**Exercise details**.
Return all of the material exactly; no line may be dropped.

**Records for this exercise**.

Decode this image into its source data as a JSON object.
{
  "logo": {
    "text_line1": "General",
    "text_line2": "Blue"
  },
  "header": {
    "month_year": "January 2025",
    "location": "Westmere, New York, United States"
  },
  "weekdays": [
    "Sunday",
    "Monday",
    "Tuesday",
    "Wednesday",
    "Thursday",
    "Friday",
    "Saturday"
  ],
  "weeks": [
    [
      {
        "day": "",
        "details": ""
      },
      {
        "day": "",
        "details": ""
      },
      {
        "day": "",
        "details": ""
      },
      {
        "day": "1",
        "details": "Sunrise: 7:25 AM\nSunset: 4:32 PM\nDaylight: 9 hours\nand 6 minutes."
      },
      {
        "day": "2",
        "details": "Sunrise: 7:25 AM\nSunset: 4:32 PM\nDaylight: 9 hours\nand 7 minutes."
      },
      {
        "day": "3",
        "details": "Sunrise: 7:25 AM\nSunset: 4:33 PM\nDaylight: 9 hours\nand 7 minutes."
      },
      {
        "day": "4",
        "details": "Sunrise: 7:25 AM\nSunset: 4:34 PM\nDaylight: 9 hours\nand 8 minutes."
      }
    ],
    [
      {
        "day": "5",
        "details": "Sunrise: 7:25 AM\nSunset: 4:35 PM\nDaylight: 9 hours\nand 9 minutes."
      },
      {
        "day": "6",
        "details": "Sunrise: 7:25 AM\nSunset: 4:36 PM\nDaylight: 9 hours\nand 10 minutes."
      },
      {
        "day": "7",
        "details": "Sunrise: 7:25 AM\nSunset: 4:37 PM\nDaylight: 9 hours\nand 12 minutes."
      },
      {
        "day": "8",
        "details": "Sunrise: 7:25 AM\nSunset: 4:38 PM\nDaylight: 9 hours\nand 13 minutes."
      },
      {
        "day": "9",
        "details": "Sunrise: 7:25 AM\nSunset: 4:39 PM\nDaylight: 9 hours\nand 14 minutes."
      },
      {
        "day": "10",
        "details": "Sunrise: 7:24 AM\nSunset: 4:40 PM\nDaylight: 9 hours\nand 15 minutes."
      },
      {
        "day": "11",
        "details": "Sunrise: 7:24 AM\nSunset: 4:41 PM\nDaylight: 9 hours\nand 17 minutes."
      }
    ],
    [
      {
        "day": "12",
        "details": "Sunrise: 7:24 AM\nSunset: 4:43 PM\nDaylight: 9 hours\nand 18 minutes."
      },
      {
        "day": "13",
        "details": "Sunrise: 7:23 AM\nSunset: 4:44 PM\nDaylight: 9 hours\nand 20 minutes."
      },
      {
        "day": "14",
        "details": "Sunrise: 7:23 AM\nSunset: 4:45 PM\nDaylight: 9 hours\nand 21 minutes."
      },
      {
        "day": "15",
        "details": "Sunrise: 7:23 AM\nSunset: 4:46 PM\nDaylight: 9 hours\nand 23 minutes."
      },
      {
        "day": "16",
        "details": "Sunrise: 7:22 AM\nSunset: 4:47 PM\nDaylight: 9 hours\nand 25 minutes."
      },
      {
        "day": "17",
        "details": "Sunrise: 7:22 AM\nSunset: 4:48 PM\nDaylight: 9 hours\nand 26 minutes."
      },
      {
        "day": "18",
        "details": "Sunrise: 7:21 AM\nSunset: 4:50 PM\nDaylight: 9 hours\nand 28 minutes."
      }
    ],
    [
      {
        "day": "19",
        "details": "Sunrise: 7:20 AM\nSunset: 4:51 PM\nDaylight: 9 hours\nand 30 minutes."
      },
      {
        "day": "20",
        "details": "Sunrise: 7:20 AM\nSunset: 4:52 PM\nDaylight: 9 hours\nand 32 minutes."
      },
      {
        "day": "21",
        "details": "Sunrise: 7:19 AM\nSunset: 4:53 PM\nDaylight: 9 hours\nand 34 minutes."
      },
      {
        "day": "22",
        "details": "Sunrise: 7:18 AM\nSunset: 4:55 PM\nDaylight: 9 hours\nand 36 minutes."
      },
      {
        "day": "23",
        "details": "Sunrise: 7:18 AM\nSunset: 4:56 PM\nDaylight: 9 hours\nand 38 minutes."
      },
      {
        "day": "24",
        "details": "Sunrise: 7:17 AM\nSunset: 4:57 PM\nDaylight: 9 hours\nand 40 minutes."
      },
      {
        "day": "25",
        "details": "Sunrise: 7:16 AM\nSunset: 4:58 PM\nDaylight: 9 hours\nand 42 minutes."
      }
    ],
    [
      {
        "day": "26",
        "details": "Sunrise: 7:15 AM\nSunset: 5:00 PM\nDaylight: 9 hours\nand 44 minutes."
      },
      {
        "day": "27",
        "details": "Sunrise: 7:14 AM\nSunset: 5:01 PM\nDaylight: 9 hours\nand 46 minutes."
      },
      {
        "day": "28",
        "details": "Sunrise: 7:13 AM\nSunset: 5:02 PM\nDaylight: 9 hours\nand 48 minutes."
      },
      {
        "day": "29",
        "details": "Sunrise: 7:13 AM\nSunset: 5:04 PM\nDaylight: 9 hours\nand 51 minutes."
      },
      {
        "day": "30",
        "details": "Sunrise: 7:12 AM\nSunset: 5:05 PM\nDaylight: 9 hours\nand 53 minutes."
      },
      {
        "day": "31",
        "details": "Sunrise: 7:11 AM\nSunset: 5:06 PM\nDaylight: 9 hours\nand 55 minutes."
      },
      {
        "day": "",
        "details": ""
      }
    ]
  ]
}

**Task output**.
Decode this image into its source data as a JSON object.
{
  "logo": {
    "text_line1": "General",
    "text_line2": "Blue"
  },
  "header": {
    "month_year": "January 2025",
    "location": "Westmere, New York, United States"
  },
  "weekdays": [
    "Sunday",
    "Monday",
    "Tuesday",
    "Wednesday",
    "Thursday",
    "Friday",
    "Saturday"
  ],
  "weeks": [
    [
      {
        "day": "",
        "details": ""
      },
      {
        "day": "",
        "details": ""
      },
      {
        "day": "",
        "details": ""
      },
      {
        "day": "1",
        "details": "Sunrise: 7:25 AM\nSunset: 4:32 PM\nDaylight: 9 hours\nand 6 minutes."
      },
      {
        "day": "2",
        "details": "Sunrise: 7:25 AM\nSunset: 4:32 PM\nDaylight: 9 hours\nand 7 minutes."
      },
      {
        "day": "3",
        "details": "Sunrise: 7:25 AM\nSunset: 4:33 PM\nDaylight: 9 hours\nand 7 minutes."
      },
      {
        "day": "4",
        "details": "Sunrise: 7:25 AM\nSunset: 4:34 PM\nDaylight: 9 hours\nand 8 minutes."
      }
    ],
    [
      {
        "day": "5",
        "details": "Sunrise: 7:25 AM\nSunset: 4:35 PM\nDaylight: 9 hours\nand 9 minutes."
      },
      {
        "day": "6",
        "details": "Sunrise: 7:25 AM\nSunset: 4:36 PM\nDaylight: 9 hours\nand 10 minutes."
      },
      {
        "day": "7",
        "details": "Sunrise: 7:25 AM\nSunset: 4:37 PM\nDaylight: 9 hours\nand 12 minutes."
      },
      {
        "day": "8",
        "details": "Sunrise: 7:25 AM\nSunset: 4:38 PM\nDaylight: 9 hours\nand 13 minutes."
      },
      {
        "day": "9",
        "details": "Sunrise: 7:25 AM\nSunset: 4:39 PM\nDaylight: 9 hours\nand 14 minutes."
      },
      {
        "day": "10",
        "details": "Sunrise: 7:24 AM\nSunset: 4:40 PM\nDaylight: 9 hours\nand 15 minutes."
      },
      {
        "day": "11",
        "details": "Sunrise: 7:24 AM\nSunset: 4:41 PM\nDaylight: 9 hours\nand 17 minutes."
      }
    ],
    [
      {
        "day": "12",
        "details": "Sunrise: 7:24 AM\nSunset: 4:43 PM\nDaylight: 9 hours\nand 18 minutes."
      },
      {
        "day": "13",
        "details": "Sunrise: 7:23 AM\nSunset: 4:44 PM\nDaylight: 9 hours\nand 20 minutes."
      },
      {
        "day": "14",
        "details": "Sunrise: 7:23 AM\nSunset: 4:45 PM\nDaylight: 9 hours\nand 21 minutes."
      },
      {
        "day": "15",
        "details": "Sunrise: 7:23 AM\nSunset: 4:46 PM\nDaylight: 9 hours\nand 23 minutes."
      },
      {
        "day": "16",
        "details": "Sunrise: 7:22 AM\nSunset: 4:47 PM\nDaylight: 9 hours\nand 25 minutes."
      },
      {
        "day": "17",
        "details": "Sunrise: 7:22 AM\nSunset: 4:48 PM\nDaylight: 9 hours\nand 26 minutes."
      },
      {
        "day": "18",
        "details": "Sunrise: 7:21 AM\nSunset: 4:50 PM\nDaylight: 9 hours\nand 28 minutes."
      }
    ],
    [
      {
        "day": "19",
        "details": "Sunrise: 7:20 AM\nSunset: 4:51 PM\nDaylight: 9 hours\nand 30 minutes."
      },
      {
        "day": "20",
        "details": "Sunrise: 7:20 AM\nSunset: 4:52 PM\nDaylight: 9 hours\nand 32 minutes."
      },
      {
        "day": "21",
        "details": "Sunrise: 7:19 AM\nSunset: 4:53 PM\nDaylight: 9 hours\nand 34 minutes."
      },
      {
        "day": "22",
        "details": "Sunrise: 7:18 AM\nSunset: 4:55 PM\nDaylight: 9 hours\nand 36 minutes."
      },
      {
        "day": "23",
        "details": "Sunrise: 7:18 AM\nSunset: 4:56 PM\nDaylight: 9 hours\nand 38 minutes."
      },
      {
        "day": "24",
        "details": "Sunrise: 7:17 AM\nSunset: 4:57 PM\nDaylight: 9 hours\nand 40 minutes."
      },
      {
        "day": "25",
        "details": "Sunrise: 7:16 AM\nSunset: 4:58 PM\nDaylight: 9 hours\nand 42 minutes."
      }
    ],
    [
      {
        "day": "26",
        "details": "Sunrise: 7:15 AM\nSunset: 5:00 PM\nDaylight: 9 hours\nand 44 minutes."
      },
      {
        "day": "27",
        "details": "Sunrise: 7:14 AM\nSunset: 5:01 PM\nDaylight: 9 hours\nand 46 minutes."
      },
      {
        "day": "28",
        "details": "Sunrise: 7:13 AM\nSunset: 5:02 PM\nDaylight: 9 hours\nand 48 minutes."
      },
      {
        "day": "29",
        "details": "Sunrise: 7:13 AM\nSunset: 5:04 PM\nDaylight: 9 hours\nand 51 minutes."
      },
      {
        "day": "30",
        "details": "Sunrise: 7:12 AM\nSunset: 5:05 PM\nDaylight: 9 hours\nand 53 minutes."
      },
      {
        "day": "31",
        "details": "Sunrise: 7:11 AM\nSunset: 5:06 PM\nDaylight: 9 hours\nand 55 minutes."
      },
      {
        "day": "",
        "details": ""
      }
    ]
  ]
}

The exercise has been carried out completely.